In CBO’s forecast, the persistently elevated level of unemployment depresses labor income in 2010. … [By] 2020, [CBO expects labor income] to approach the share of [gross domestic product] that prevailed, on average, between 1979 and 2008.

So much for progress.

Will this estimate, too, prove too rosy? It depends. It depends in large part on what the government decides to do.

Some 1.4 million Americans will lose their unemployment benefits by Christmastime, if Congress doesn’t approve another extension, expected to cost $56 billion. Those benefits provide, for most recipients, a subsistence-level income.

Perhaps Lockheed Martin, which returned $2.3 billion to shareholders in the first three quarters of this year, could help cover the cost of the extension?

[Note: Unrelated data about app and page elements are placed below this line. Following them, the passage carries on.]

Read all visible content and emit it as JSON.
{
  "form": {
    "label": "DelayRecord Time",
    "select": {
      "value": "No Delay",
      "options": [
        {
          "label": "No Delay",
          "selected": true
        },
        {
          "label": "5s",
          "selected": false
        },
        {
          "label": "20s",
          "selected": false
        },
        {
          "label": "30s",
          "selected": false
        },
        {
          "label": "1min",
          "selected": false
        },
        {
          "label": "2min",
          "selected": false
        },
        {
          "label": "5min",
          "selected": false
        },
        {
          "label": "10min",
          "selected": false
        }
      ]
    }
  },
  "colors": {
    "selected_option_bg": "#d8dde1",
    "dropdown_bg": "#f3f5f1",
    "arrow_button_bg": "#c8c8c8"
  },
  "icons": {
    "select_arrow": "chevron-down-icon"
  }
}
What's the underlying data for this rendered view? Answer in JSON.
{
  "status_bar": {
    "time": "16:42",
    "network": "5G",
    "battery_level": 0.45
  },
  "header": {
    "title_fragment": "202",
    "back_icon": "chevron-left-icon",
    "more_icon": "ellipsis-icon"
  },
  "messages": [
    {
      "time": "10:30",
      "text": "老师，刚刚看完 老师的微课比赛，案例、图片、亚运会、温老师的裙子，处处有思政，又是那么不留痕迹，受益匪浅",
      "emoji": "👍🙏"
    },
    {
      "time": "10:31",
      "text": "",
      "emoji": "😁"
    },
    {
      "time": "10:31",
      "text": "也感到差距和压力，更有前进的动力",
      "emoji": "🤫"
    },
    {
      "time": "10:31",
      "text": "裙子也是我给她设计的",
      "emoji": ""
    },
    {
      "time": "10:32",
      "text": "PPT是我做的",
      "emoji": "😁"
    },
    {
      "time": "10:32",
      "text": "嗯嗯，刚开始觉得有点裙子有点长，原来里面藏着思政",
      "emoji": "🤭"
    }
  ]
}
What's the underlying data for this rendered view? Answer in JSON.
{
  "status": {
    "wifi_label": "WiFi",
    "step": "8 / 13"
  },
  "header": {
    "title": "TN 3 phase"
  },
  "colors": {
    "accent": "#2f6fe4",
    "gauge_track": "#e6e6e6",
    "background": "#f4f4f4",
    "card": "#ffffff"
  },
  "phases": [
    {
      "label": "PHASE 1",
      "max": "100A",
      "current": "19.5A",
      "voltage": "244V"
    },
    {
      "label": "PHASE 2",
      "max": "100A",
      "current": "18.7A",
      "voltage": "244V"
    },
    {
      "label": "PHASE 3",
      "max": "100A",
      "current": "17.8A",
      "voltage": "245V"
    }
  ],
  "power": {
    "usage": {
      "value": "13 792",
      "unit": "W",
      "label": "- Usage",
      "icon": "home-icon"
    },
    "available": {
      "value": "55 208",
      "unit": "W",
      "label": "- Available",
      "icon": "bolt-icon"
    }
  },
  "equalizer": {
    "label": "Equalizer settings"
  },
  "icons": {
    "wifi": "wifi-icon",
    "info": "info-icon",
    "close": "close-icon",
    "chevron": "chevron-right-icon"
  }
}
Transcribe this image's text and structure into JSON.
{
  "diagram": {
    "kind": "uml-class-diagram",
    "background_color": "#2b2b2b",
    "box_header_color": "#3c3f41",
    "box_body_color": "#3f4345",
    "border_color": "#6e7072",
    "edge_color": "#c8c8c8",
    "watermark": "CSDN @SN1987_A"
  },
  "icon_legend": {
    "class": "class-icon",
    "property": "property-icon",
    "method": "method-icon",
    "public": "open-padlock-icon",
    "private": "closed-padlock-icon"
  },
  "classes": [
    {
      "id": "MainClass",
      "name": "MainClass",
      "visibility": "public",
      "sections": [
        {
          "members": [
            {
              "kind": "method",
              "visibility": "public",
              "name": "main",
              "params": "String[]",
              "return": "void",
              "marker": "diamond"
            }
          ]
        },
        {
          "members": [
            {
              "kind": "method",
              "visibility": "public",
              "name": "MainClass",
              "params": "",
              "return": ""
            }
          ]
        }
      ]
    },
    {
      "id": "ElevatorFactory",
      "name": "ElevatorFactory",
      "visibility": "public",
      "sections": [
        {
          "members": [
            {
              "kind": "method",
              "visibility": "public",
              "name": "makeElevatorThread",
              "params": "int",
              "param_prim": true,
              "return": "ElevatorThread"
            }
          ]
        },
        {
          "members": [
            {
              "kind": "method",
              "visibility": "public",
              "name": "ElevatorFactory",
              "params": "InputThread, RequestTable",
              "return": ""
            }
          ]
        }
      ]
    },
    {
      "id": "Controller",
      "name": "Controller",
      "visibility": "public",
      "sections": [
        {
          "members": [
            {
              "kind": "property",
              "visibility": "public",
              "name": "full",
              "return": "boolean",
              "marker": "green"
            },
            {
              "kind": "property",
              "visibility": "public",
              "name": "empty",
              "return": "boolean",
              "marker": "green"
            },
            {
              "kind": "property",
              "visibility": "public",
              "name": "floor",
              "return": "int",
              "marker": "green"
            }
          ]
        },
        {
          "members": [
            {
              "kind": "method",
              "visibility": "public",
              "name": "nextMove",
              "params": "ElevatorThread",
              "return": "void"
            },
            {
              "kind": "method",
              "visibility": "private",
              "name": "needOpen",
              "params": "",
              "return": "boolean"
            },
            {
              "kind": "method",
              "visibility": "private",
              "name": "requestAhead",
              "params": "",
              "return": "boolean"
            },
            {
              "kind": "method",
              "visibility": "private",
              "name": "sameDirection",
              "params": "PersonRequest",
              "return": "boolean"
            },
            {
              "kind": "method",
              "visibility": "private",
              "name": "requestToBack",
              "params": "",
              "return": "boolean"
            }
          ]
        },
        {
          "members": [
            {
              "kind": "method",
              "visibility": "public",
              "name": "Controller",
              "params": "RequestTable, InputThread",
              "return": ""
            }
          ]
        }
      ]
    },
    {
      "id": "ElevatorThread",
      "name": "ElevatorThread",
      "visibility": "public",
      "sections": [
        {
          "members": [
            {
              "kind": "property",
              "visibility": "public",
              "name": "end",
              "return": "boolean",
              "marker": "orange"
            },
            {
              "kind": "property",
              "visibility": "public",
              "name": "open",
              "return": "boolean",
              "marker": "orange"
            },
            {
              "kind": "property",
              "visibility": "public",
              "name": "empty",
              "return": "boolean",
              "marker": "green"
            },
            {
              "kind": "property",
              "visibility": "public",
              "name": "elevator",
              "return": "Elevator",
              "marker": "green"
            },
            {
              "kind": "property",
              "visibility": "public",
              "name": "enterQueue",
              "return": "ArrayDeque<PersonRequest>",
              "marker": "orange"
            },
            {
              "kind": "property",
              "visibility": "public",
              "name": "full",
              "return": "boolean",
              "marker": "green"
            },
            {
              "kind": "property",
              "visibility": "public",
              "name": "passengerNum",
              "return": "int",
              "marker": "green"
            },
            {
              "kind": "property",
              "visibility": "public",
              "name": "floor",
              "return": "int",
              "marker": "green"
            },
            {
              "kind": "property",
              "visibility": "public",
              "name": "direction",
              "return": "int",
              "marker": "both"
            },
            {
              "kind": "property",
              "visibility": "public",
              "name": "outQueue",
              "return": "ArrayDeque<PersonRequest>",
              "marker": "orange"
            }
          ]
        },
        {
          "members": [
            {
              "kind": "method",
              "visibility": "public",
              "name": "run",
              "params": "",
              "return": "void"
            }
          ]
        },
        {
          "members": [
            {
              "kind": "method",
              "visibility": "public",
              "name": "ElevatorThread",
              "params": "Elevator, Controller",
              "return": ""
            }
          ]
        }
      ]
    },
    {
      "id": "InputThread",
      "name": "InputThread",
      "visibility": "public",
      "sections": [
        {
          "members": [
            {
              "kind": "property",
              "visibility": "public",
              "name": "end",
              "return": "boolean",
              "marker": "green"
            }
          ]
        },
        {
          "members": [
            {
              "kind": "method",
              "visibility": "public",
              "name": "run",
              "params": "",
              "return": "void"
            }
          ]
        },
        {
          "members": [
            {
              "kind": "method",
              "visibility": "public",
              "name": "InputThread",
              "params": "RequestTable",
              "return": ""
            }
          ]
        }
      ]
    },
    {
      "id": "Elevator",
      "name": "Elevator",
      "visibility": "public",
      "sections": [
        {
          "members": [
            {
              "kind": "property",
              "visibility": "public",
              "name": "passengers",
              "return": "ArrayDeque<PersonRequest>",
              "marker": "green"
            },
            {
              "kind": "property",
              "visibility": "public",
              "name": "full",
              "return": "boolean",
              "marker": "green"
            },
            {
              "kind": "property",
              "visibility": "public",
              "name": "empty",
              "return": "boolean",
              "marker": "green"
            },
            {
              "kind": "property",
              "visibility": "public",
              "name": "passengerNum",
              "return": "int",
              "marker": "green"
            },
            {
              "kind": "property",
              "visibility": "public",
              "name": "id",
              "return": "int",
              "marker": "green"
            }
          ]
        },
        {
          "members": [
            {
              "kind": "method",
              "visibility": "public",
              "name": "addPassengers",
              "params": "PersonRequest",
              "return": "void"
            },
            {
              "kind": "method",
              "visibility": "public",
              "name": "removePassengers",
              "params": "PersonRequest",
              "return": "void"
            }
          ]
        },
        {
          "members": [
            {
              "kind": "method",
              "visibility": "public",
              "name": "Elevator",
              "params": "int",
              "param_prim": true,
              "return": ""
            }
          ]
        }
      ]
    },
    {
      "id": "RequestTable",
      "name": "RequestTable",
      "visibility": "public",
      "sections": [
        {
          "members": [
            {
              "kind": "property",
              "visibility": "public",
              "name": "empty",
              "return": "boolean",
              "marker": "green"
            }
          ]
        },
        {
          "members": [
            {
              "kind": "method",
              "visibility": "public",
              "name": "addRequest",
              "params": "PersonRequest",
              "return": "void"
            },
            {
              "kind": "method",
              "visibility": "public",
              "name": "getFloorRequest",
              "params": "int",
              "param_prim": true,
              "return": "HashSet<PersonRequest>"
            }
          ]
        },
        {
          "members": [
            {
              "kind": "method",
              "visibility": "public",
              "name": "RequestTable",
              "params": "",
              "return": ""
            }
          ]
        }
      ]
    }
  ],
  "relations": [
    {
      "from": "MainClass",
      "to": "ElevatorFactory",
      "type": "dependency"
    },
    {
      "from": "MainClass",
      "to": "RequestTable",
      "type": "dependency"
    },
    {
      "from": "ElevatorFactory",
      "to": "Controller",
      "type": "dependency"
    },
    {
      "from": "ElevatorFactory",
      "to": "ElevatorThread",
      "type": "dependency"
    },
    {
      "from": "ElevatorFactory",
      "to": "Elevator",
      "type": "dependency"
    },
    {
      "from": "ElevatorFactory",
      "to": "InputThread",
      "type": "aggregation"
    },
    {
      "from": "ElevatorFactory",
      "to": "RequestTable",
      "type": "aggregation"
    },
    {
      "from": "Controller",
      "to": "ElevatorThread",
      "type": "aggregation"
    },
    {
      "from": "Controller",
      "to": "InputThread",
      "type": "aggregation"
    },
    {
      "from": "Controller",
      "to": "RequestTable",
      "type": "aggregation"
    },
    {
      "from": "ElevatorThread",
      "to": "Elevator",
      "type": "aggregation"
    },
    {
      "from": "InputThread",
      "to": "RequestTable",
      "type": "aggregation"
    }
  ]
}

Perhaps Bruce L. Tanner—Lockheed’s CFO, who delivered this morning’s presentation, and made $7 million last year—could pay a slightly hire income tax rate?

What could be more patriotic? After all, his company owes 85 percent of its business to the US government and thus, to the taxpayers—including to those thousands of laid-off Lockheed workers who will pay taxes on their unemployment benefits.

Then, maybe, Congress could redirect some of the $159 billion that’s set aside this year for “overseas contingency operations.” Two wars’ worth of budget savings could be used to prevent millions more Americans from sliding into the trap of generational poverty.

I know, it sounds crazy. Without high unemployment and generational poverty, where would all the new recruits come from? And what would happen to Lockheed’s “strong topline growth potential”?